### Exercise description
Filter these entries, keeping only lines that hold the word "JSON".

### Raw data
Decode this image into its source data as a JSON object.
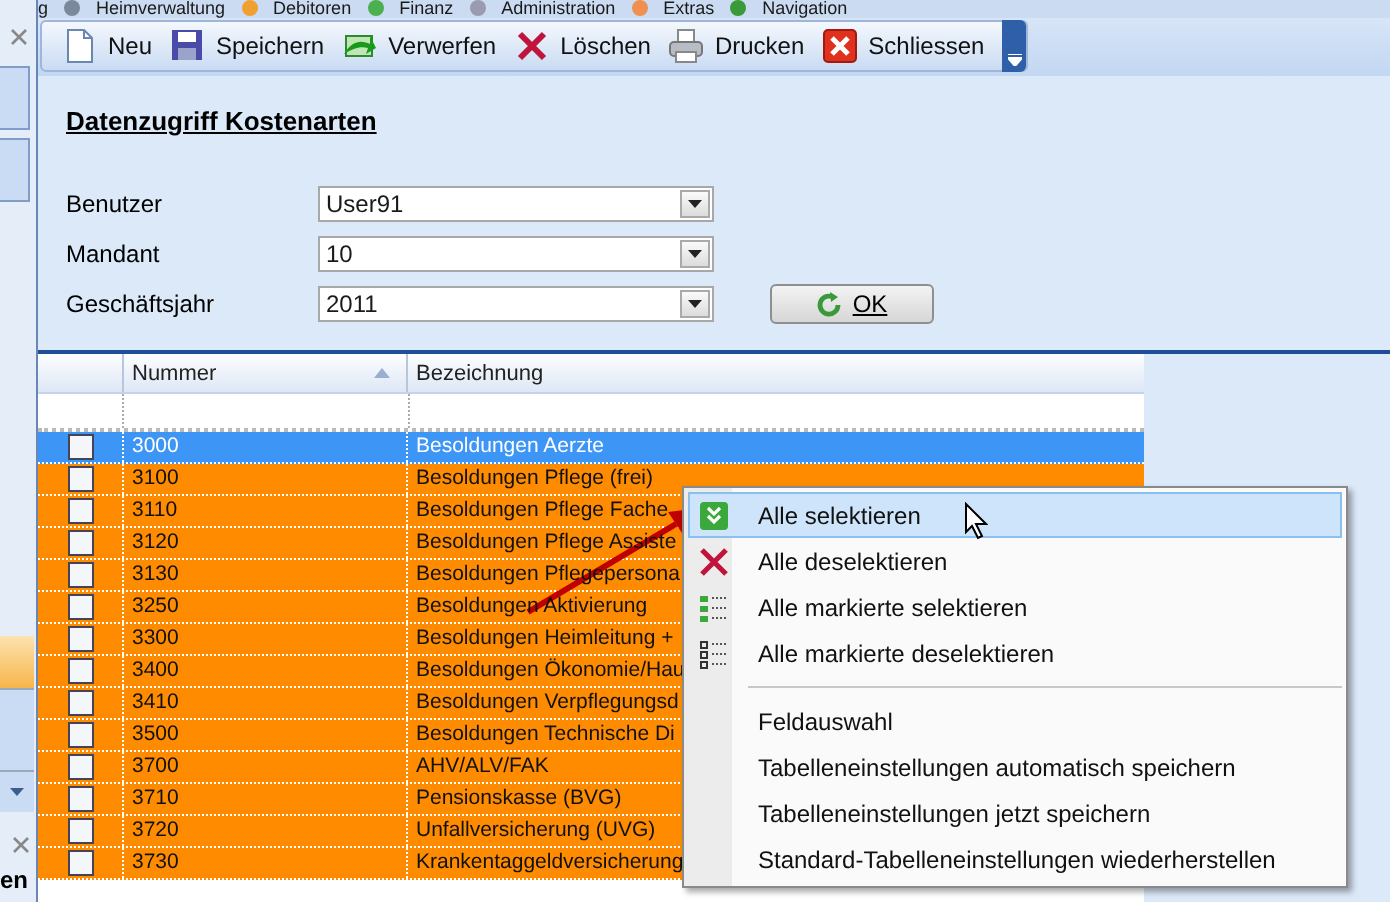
{
  "menu_bar": [
    {
      "label": "g"
    },
    {
      "label": "Heimverwaltung"
    },
    {
      "label": "Debitoren"
    },
    {
      "label": "Finanz"
    },
    {
      "label": "Administration"
    },
    {
      "label": "Extras"
    },
    {
      "label": "Navigation"
    }
  ],
  "side_panel": {
    "text": "en"
  },
  "toolbar": [
    {
      "kind": "new",
      "label": "Neu"
    },
    {
      "kind": "save",
      "label": "Speichern"
    },
    {
      "kind": "discard",
      "label": "Verwerfen"
    },
    {
      "kind": "delete",
      "label": "Löschen"
    },
    {
      "kind": "print",
      "label": "Drucken"
    },
    {
      "kind": "close",
      "label": "Schliessen"
    }
  ],
  "title": "Datenzugriff Kostenarten",
  "form": [
    {
      "label": "Benutzer",
      "value": "User91"
    },
    {
      "label": "Mandant",
      "value": "10"
    },
    {
      "label": "Geschäftsjahr",
      "value": "2011"
    }
  ],
  "ok_button": {
    "label": "OK"
  },
  "table": {
    "columns": [
      {
        "label": "Nummer",
        "sorted": true
      },
      {
        "label": "Bezeichnung",
        "sorted": false
      }
    ],
    "rows": [
      {
        "number": "3000",
        "name": "Besoldungen Aerzte",
        "checked": false,
        "selected": true
      },
      {
        "number": "3100",
        "name": "Besoldungen Pflege (frei)",
        "checked": false,
        "selected": false
      },
      {
        "number": "3110",
        "name": "Besoldungen Pflege Fache",
        "checked": false,
        "selected": false
      },
      {
        "number": "3120",
        "name": "Besoldungen Pflege Assiste",
        "checked": false,
        "selected": false
      },
      {
        "number": "3130",
        "name": "Besoldungen Pflegepersona",
        "checked": false,
        "selected": false
      },
      {
        "number": "3250",
        "name": "Besoldungen Aktivierung",
        "checked": false,
        "selected": false
      },
      {
        "number": "3300",
        "name": "Besoldungen Heimleitung +",
        "checked": false,
        "selected": false
      },
      {
        "number": "3400",
        "name": "Besoldungen Ökonomie/Hau",
        "checked": false,
        "selected": false
      },
      {
        "number": "3410",
        "name": "Besoldungen Verpflegungsd",
        "checked": false,
        "selected": false
      },
      {
        "number": "3500",
        "name": "Besoldungen Technische Di",
        "checked": false,
        "selected": false
      },
      {
        "number": "3700",
        "name": "AHV/ALV/FAK",
        "checked": false,
        "selected": false
      },
      {
        "number": "3710",
        "name": "Pensionskasse (BVG)",
        "checked": false,
        "selected": false
      },
      {
        "number": "3720",
        "name": "Unfallversicherung (UVG)",
        "checked": false,
        "selected": false
      },
      {
        "number": "3730",
        "name": "Krankentaggeldversicherung",
        "checked": false,
        "selected": false
      }
    ]
  },
  "context_menu": {
    "groups": [
      [
        {
          "kind": "selectall",
          "label": "Alle selektieren",
          "selected": true
        },
        {
          "kind": "deselectall",
          "label": "Alle deselektieren",
          "selected": false
        },
        {
          "kind": "markselect",
          "label": "Alle markierte selektieren",
          "selected": false
        },
        {
          "kind": "markdeselect",
          "label": "Alle markierte deselektieren",
          "selected": false
        }
      ],
      [
        {
          "kind": "plain",
          "label": "Feldauswahl",
          "selected": false
        },
        {
          "kind": "plain",
          "label": "Tabelleneinstellungen automatisch speichern",
          "selected": false
        },
        {
          "kind": "plain",
          "label": "Tabelleneinstellungen jetzt speichern",
          "selected": false
        },
        {
          "kind": "plain",
          "label": "Standard-Tabelleneinstellungen wiederherstellen",
          "selected": false
        }
      ]
    ]
  }
}
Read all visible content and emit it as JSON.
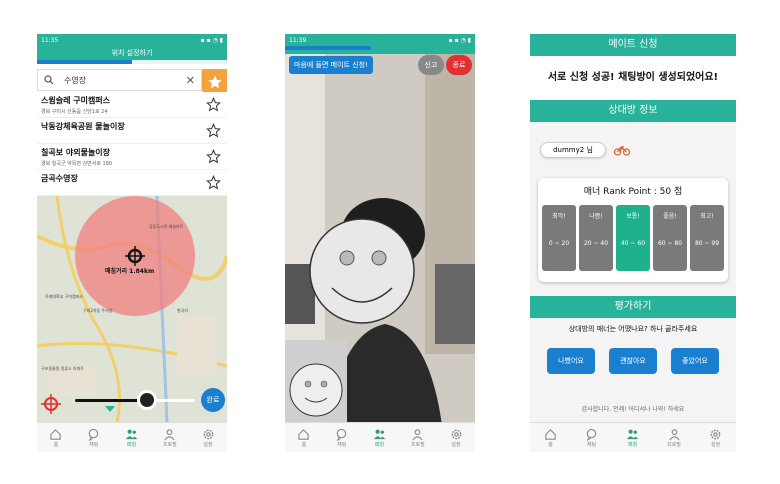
{
  "phone1": {
    "status_time": "11:35",
    "title": "위치 설정하기",
    "search": {
      "value": "수영장"
    },
    "results": [
      {
        "name": "스윔슬레 구미캠퍼스",
        "addr": "경북 구미시 산동읍 신당1로 24"
      },
      {
        "name": "낙동강체육공원 물놀이장",
        "addr": ""
      },
      {
        "name": "칠곡보 야외물놀이장",
        "addr": "경북 칠곡군 약목면 강변서로 180"
      },
      {
        "name": "금곡수영장",
        "addr": ""
      }
    ],
    "map": {
      "distance_label": "매칭거리 1.84km",
      "place_labels": [
        "공동도시락 예슬마트",
        "농동",
        "옥계대학교 구미캠퍼스",
        "구미2차동 주자방",
        "구포동물원 정류소 아파트",
        "봉곡리"
      ]
    },
    "done_label": "완료",
    "nav": [
      "홈",
      "채팅",
      "매칭",
      "프로필",
      "설정"
    ]
  },
  "phone2": {
    "status_time": "11:39",
    "mate_button": "마음에 들면 메이트 신청!",
    "report_button": "신고",
    "end_button": "종료",
    "nav": [
      "홈",
      "채팅",
      "매칭",
      "프로필",
      "설정"
    ]
  },
  "phone3": {
    "mate_request_header": "메이트 신청",
    "success_message": "서로 신청 성공! 채팅방이 생성되었어요!",
    "opponent_header": "상대방 정보",
    "opponent_name": "dummy2 님",
    "rank_title": "매너 Rank Point : 50 점",
    "rank_point": 50,
    "ranks": [
      {
        "label": "최악!",
        "range": "0 ~ 20"
      },
      {
        "label": "나쁨!",
        "range": "20 ~ 40"
      },
      {
        "label": "보통!",
        "range": "40 ~ 60"
      },
      {
        "label": "좋음!",
        "range": "60 ~ 80"
      },
      {
        "label": "최고!",
        "range": "80 ~ 99"
      }
    ],
    "selected_rank": 2,
    "evaluate_header": "평가하기",
    "evaluate_question": "상대방의 매너는 어땠나요? 하나 골라주세요",
    "evaluate_options": [
      "나빴어요",
      "괜찮아요",
      "좋았어요"
    ],
    "thanks_message": "감사합니다. 언제! 어디서나 나와! 하세요",
    "nav": [
      "홈",
      "채팅",
      "매칭",
      "프로필",
      "설정"
    ]
  },
  "colors": {
    "teal": "#29b29a",
    "blue": "#1b7fd0",
    "orange": "#f4a23c",
    "red": "#e23030"
  }
}
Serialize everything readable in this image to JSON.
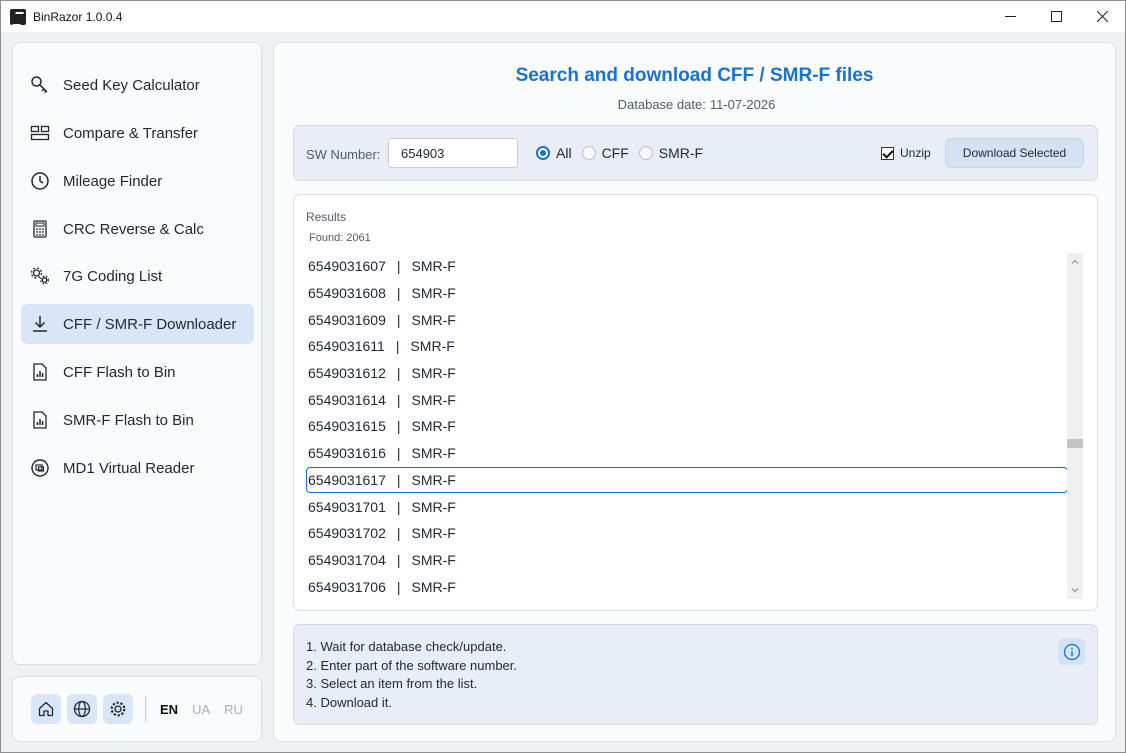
{
  "window": {
    "title": "BinRazor 1.0.0.4"
  },
  "sidebar": {
    "items": [
      {
        "label": "Seed Key Calculator",
        "icon": "key-icon"
      },
      {
        "label": "Compare & Transfer",
        "icon": "compare-icon"
      },
      {
        "label": "Mileage Finder",
        "icon": "clock-icon"
      },
      {
        "label": "CRC Reverse & Calc",
        "icon": "calculator-icon"
      },
      {
        "label": "7G Coding List",
        "icon": "gears-icon"
      },
      {
        "label": "CFF / SMR-F Downloader",
        "icon": "download-icon",
        "active": true
      },
      {
        "label": "CFF Flash to Bin",
        "icon": "file-chart-icon"
      },
      {
        "label": "SMR-F Flash to Bin",
        "icon": "file-chart-icon"
      },
      {
        "label": "MD1 Virtual Reader",
        "icon": "chip-icon"
      }
    ],
    "languages": [
      "EN",
      "UA",
      "RU"
    ],
    "active_language": "EN"
  },
  "main": {
    "title": "Search and download CFF / SMR-F files",
    "db_date_label": "Database date:",
    "db_date_value": "11-07-2026",
    "search": {
      "sw_label": "SW Number:",
      "sw_value": "654903",
      "filters": [
        {
          "label": "All",
          "checked": true
        },
        {
          "label": "CFF",
          "checked": false
        },
        {
          "label": "SMR-F",
          "checked": false
        }
      ],
      "unzip_label": "Unzip",
      "unzip_checked": true,
      "download_label": "Download Selected"
    },
    "results": {
      "label": "Results",
      "found_label": "Found:",
      "found_value": "2061",
      "separator": "|",
      "items": [
        {
          "number": "6549031607",
          "type": "SMR-F"
        },
        {
          "number": "6549031608",
          "type": "SMR-F"
        },
        {
          "number": "6549031609",
          "type": "SMR-F"
        },
        {
          "number": "6549031611",
          "type": "SMR-F"
        },
        {
          "number": "6549031612",
          "type": "SMR-F"
        },
        {
          "number": "6549031614",
          "type": "SMR-F"
        },
        {
          "number": "6549031615",
          "type": "SMR-F"
        },
        {
          "number": "6549031616",
          "type": "SMR-F"
        },
        {
          "number": "6549031617",
          "type": "SMR-F",
          "selected": true
        },
        {
          "number": "6549031701",
          "type": "SMR-F"
        },
        {
          "number": "6549031702",
          "type": "SMR-F"
        },
        {
          "number": "6549031704",
          "type": "SMR-F"
        },
        {
          "number": "6549031706",
          "type": "SMR-F"
        }
      ]
    },
    "help": {
      "lines": [
        "1. Wait for database check/update.",
        "2. Enter part of the software number.",
        "3. Select an item from the list.",
        "4. Download it."
      ]
    }
  },
  "colors": {
    "accent": "#1673d1",
    "active_bg": "#d9e6f7"
  }
}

### Solution to the exercise
Decode this image into its source data as a JSON object.
Read all visible content and emit it as JSON.
Serialize everything readable in this image to JSON.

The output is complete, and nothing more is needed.